Copy every line that holds the string "JSON" from the data below.
── Study material
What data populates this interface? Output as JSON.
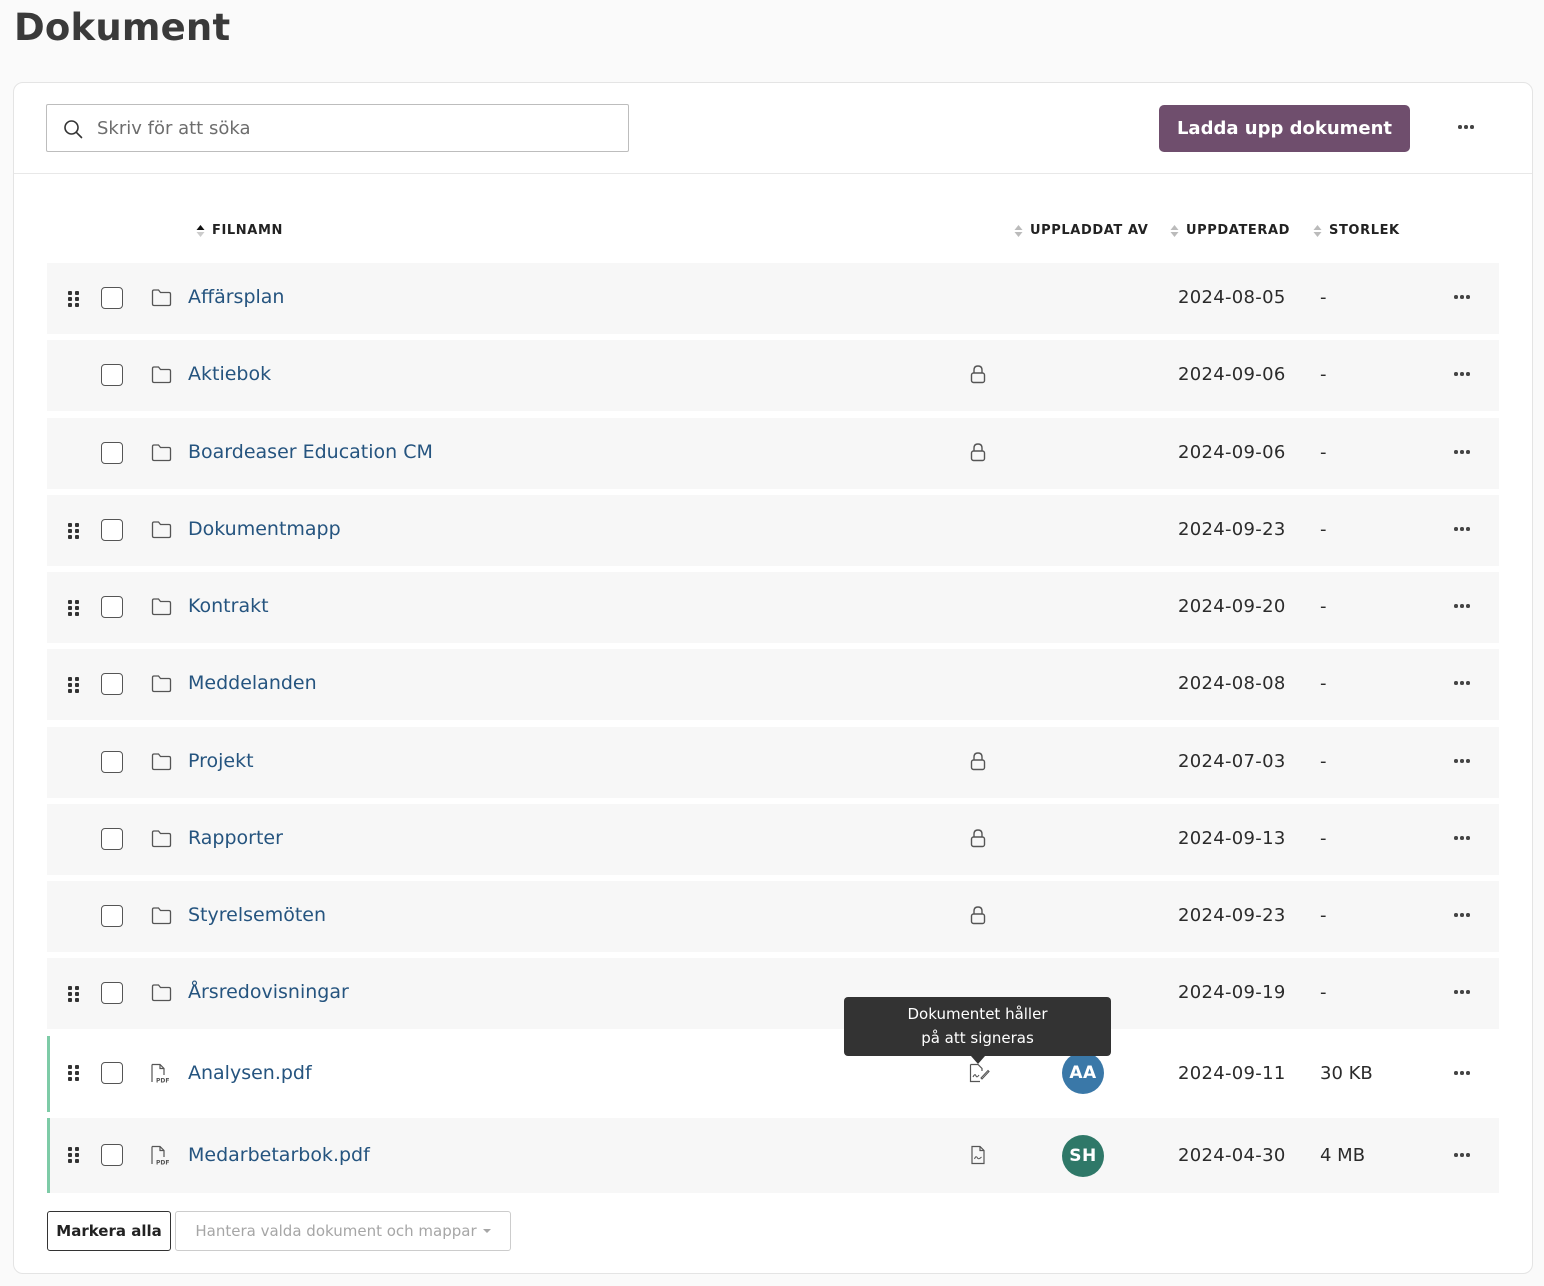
{
  "page": {
    "title": "Dokument"
  },
  "toolbar": {
    "search_placeholder": "Skriv för att söka",
    "upload_label": "Ladda upp dokument"
  },
  "columns": {
    "filename": "FILNAMN",
    "uploaded_by": "UPPLADDAT AV",
    "updated": "UPPDATERAD",
    "size": "STORLEK"
  },
  "rows": [
    {
      "type": "folder",
      "name": "Affärsplan",
      "draggable": true,
      "locked": false,
      "updated": "2024-08-05",
      "size": "-"
    },
    {
      "type": "folder",
      "name": "Aktiebok",
      "draggable": false,
      "locked": true,
      "updated": "2024-09-06",
      "size": "-"
    },
    {
      "type": "folder",
      "name": "Boardeaser Education CM",
      "draggable": false,
      "locked": true,
      "updated": "2024-09-06",
      "size": "-"
    },
    {
      "type": "folder",
      "name": "Dokumentmapp",
      "draggable": true,
      "locked": false,
      "updated": "2024-09-23",
      "size": "-"
    },
    {
      "type": "folder",
      "name": "Kontrakt",
      "draggable": true,
      "locked": false,
      "updated": "2024-09-20",
      "size": "-"
    },
    {
      "type": "folder",
      "name": "Meddelanden",
      "draggable": true,
      "locked": false,
      "updated": "2024-08-08",
      "size": "-"
    },
    {
      "type": "folder",
      "name": "Projekt",
      "draggable": false,
      "locked": true,
      "updated": "2024-07-03",
      "size": "-"
    },
    {
      "type": "folder",
      "name": "Rapporter",
      "draggable": false,
      "locked": true,
      "updated": "2024-09-13",
      "size": "-"
    },
    {
      "type": "folder",
      "name": "Styrelsemöten",
      "draggable": false,
      "locked": true,
      "updated": "2024-09-23",
      "size": "-"
    },
    {
      "type": "folder",
      "name": "Årsredovisningar",
      "draggable": true,
      "locked": false,
      "updated": "2024-09-19",
      "size": "-"
    },
    {
      "type": "pdf",
      "name": "Analysen.pdf",
      "draggable": true,
      "status_icon": "signing-icon",
      "uploader": "AA",
      "uploader_color": "#3a78a8",
      "updated": "2024-09-11",
      "size": "30 KB"
    },
    {
      "type": "pdf",
      "name": "Medarbetarbok.pdf",
      "draggable": true,
      "status_icon": "document-icon",
      "uploader": "SH",
      "uploader_color": "#2f7868",
      "updated": "2024-04-30",
      "size": "4 MB"
    }
  ],
  "tooltip": {
    "line1": "Dokumentet håller",
    "line2": "på att signeras"
  },
  "footer": {
    "select_all": "Markera alla",
    "manage_selected": "Hantera valda dokument och mappar"
  },
  "colors": {
    "primary": "#6f4e6d",
    "link": "#25547f",
    "file_accent": "#7ecba7"
  }
}
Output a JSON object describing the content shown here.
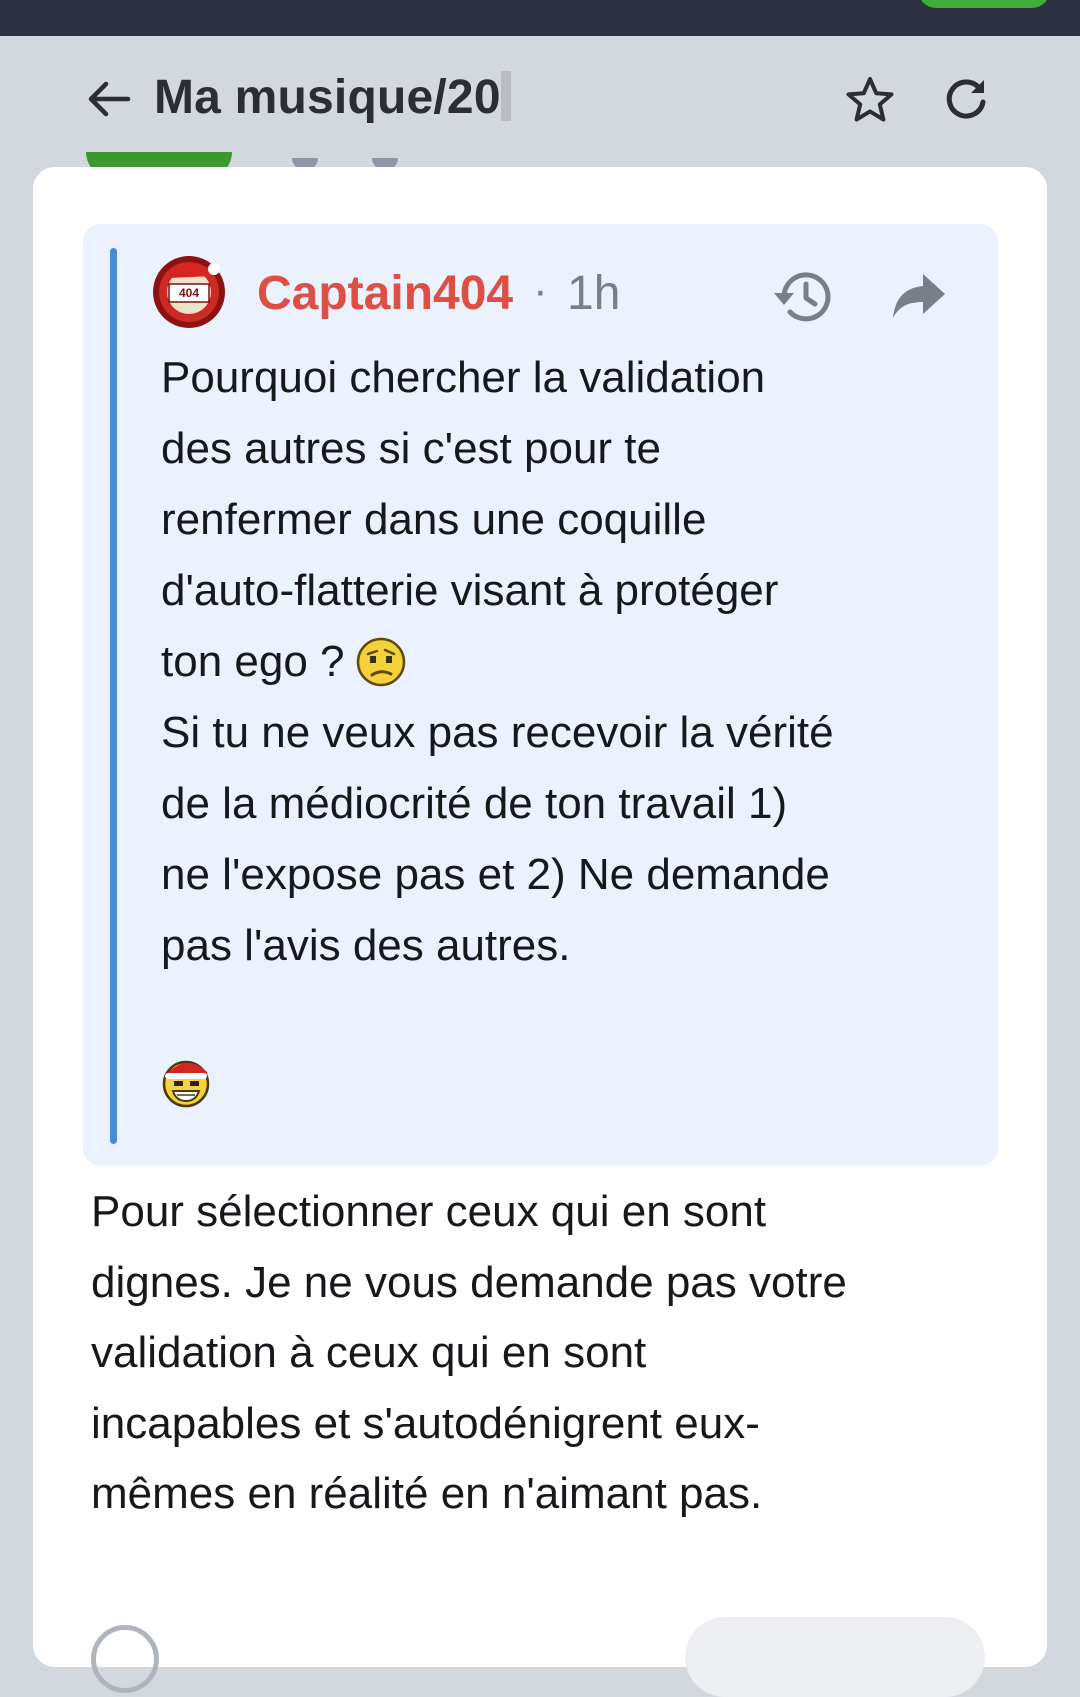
{
  "header": {
    "title": "Ma musique/20",
    "back_icon": "arrow-left-icon",
    "star_icon": "star-outline-icon",
    "refresh_icon": "refresh-icon"
  },
  "quote": {
    "author": "Captain404",
    "separator": "·",
    "time": "1h",
    "avatar_badge": "ERROR 404",
    "lines": [
      "Pourquoi chercher la validation",
      "des autres si c'est pour te",
      "renfermer dans une coquille",
      "d'auto-flatterie visant à protéger",
      "ton ego ?",
      "Si tu ne veux pas recevoir la vérité",
      "de la médiocrité de ton travail 1)",
      "ne l'expose pas et 2) Ne demande",
      "pas l'avis des autres."
    ]
  },
  "reply": {
    "lines": [
      "Pour sélectionner ceux qui en sont",
      "dignes. Je ne vous demande pas votre",
      "validation à ceux qui en sont",
      "incapables et s'autodénigrent eux-",
      "mêmes en réalité en n'aimant pas."
    ]
  },
  "colors": {
    "page_bg": "#d3d7de",
    "status_bar": "#2c3142",
    "card_bg": "#ffffff",
    "quote_bg": "#ecf1fe",
    "quote_bar": "#4a8bd8",
    "author": "#dd4f44",
    "muted": "#7a7e87"
  }
}
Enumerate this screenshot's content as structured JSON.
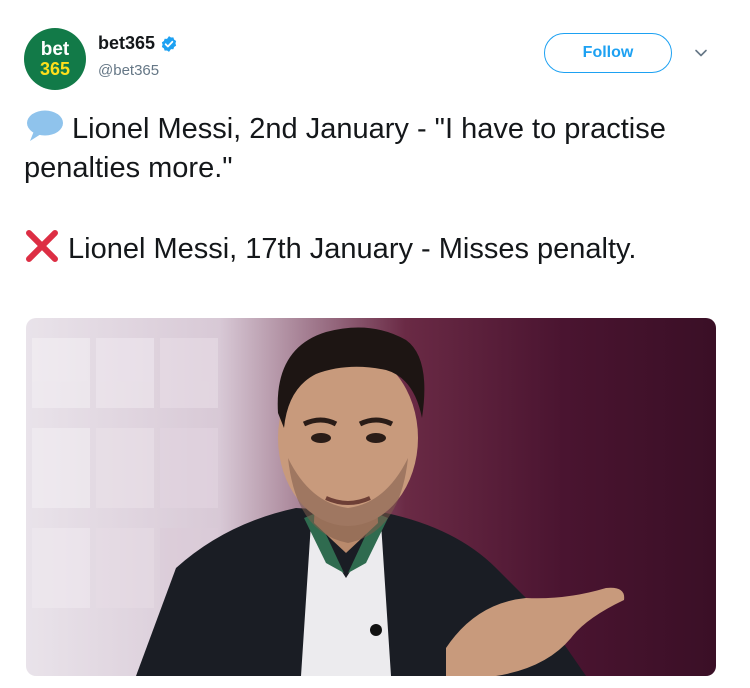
{
  "account": {
    "avatar_line1": "bet",
    "avatar_line2": "365",
    "display_name": "bet365",
    "handle": "@bet365",
    "verified": true,
    "verified_icon": "verified-badge-icon"
  },
  "actions": {
    "follow_label": "Follow",
    "more_icon": "chevron-down-icon"
  },
  "tweet": {
    "line1_icon": "speech-bubble-icon",
    "line1_text": "Lionel Messi, 2nd January - \"I have to practise penalties more.\"",
    "line2_icon": "cross-mark-icon",
    "line2_text": "Lionel Messi, 17th January - Misses penalty."
  },
  "media": {
    "type": "photo"
  },
  "colors": {
    "accent": "#1da1f2",
    "brand_green": "#127a48",
    "brand_yellow": "#ffdf1b",
    "muted_text": "#657786"
  }
}
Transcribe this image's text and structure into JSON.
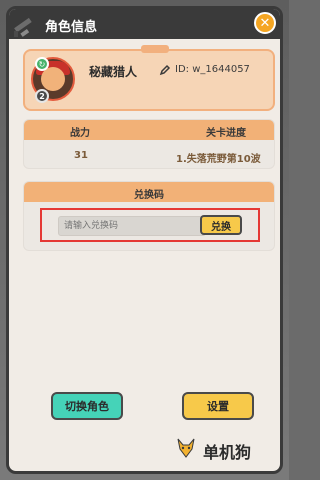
{
  "window": {
    "title": "角色信息"
  },
  "icons": {
    "header": "sword-icon",
    "close": "close-icon",
    "edit": "edit-icon",
    "sync": "sync-icon",
    "fox": "fox-icon"
  },
  "profile": {
    "name": "秘藏猎人",
    "id_text": "ID: w_1644057",
    "level": "2"
  },
  "stats": {
    "labels": [
      "战力",
      "关卡进度"
    ],
    "values": [
      "31",
      "1.失落荒野第10波"
    ]
  },
  "redeem": {
    "title": "兑换码",
    "placeholder": "请输入兑换码",
    "button_label": "兑换"
  },
  "actions": {
    "switch_label": "切换角色",
    "settings_label": "设置"
  },
  "watermark": {
    "text": "单机狗"
  },
  "colors": {
    "accent_orange": "#f2b177",
    "yellow_button": "#f7c94a",
    "teal_button": "#45d3b8",
    "highlight_red": "#e53935"
  }
}
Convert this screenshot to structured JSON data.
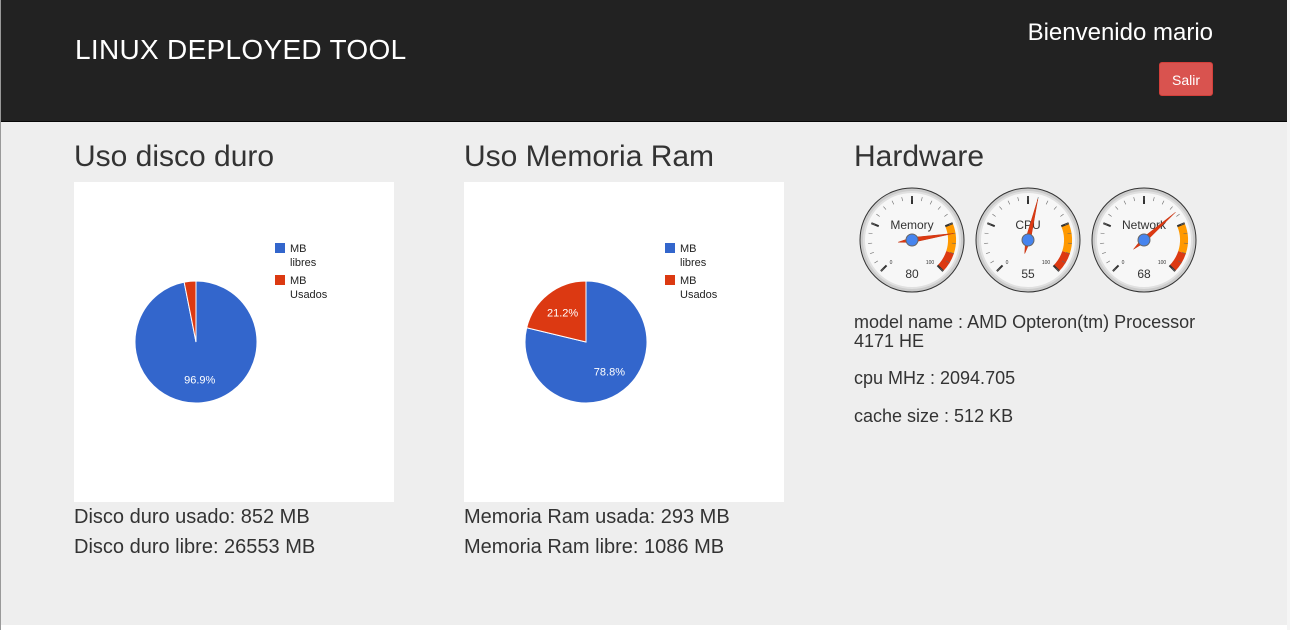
{
  "header": {
    "brand": "LINUX DEPLOYED TOOL",
    "welcome": "Bienvenido mario",
    "logout_label": "Salir",
    "logout_color": "#d9534f"
  },
  "disk": {
    "title": "Uso disco duro",
    "used_text": "Disco duro usado: 852 MB",
    "free_text": "Disco duro libre: 26553 MB",
    "chart_data": {
      "type": "pie",
      "slices": [
        {
          "legend_line1": "MB",
          "legend_line2": "libres",
          "value": 26553,
          "label": "96.9%",
          "color": "#3366cc"
        },
        {
          "legend_line1": "MB",
          "legend_line2": "Usados",
          "value": 852,
          "label": "",
          "color": "#dc3912"
        }
      ]
    }
  },
  "ram": {
    "title": "Uso Memoria Ram",
    "used_text": "Memoria Ram usada: 293 MB",
    "free_text": "Memoria Ram libre: 1086 MB",
    "chart_data": {
      "type": "pie",
      "slices": [
        {
          "legend_line1": "MB",
          "legend_line2": "libres",
          "value": 1086,
          "label": "78.8%",
          "color": "#3366cc"
        },
        {
          "legend_line1": "MB",
          "legend_line2": "Usados",
          "value": 293,
          "label": "21.2%",
          "color": "#dc3912"
        }
      ]
    }
  },
  "hardware": {
    "title": "Hardware",
    "gauges": [
      {
        "label": "Memory",
        "value": 80,
        "min": 0,
        "max": 100,
        "min_label": "0",
        "max_label": "100"
      },
      {
        "label": "CPU",
        "value": 55,
        "min": 0,
        "max": 100,
        "min_label": "0",
        "max_label": "100"
      },
      {
        "label": "Network",
        "value": 68,
        "min": 0,
        "max": 100,
        "min_label": "0",
        "max_label": "100"
      }
    ],
    "model_line": "model name : AMD Opteron(tm) Processor 4171 HE",
    "mhz_line": "cpu MHz : 2094.705",
    "cache_line": "cache size : 512 KB"
  }
}
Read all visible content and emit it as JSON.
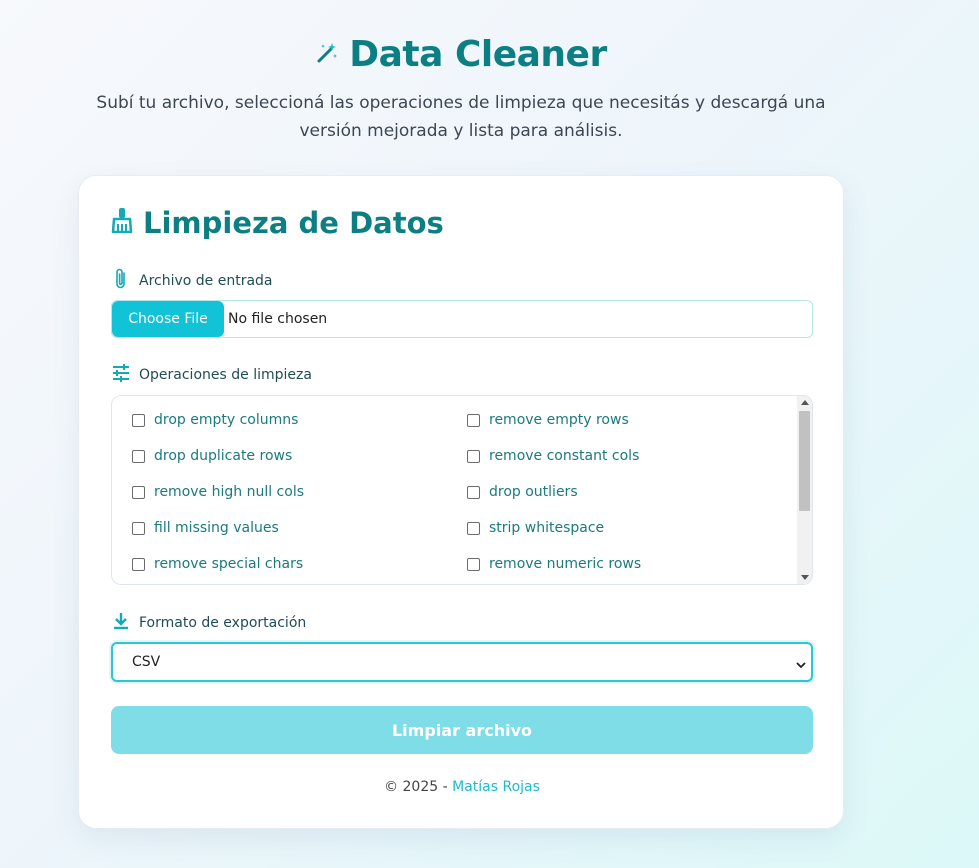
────
**Solution for this exercise**
What data populates this interface? Output as JSON.
Output a JSON object describing the content shown here.
Enumerate this screenshot's content as structured JSON.
Transcribe this image's text and structure into JSON.
Convert this screenshot to structured JSON data.
Read all visible content and emit it as JSON.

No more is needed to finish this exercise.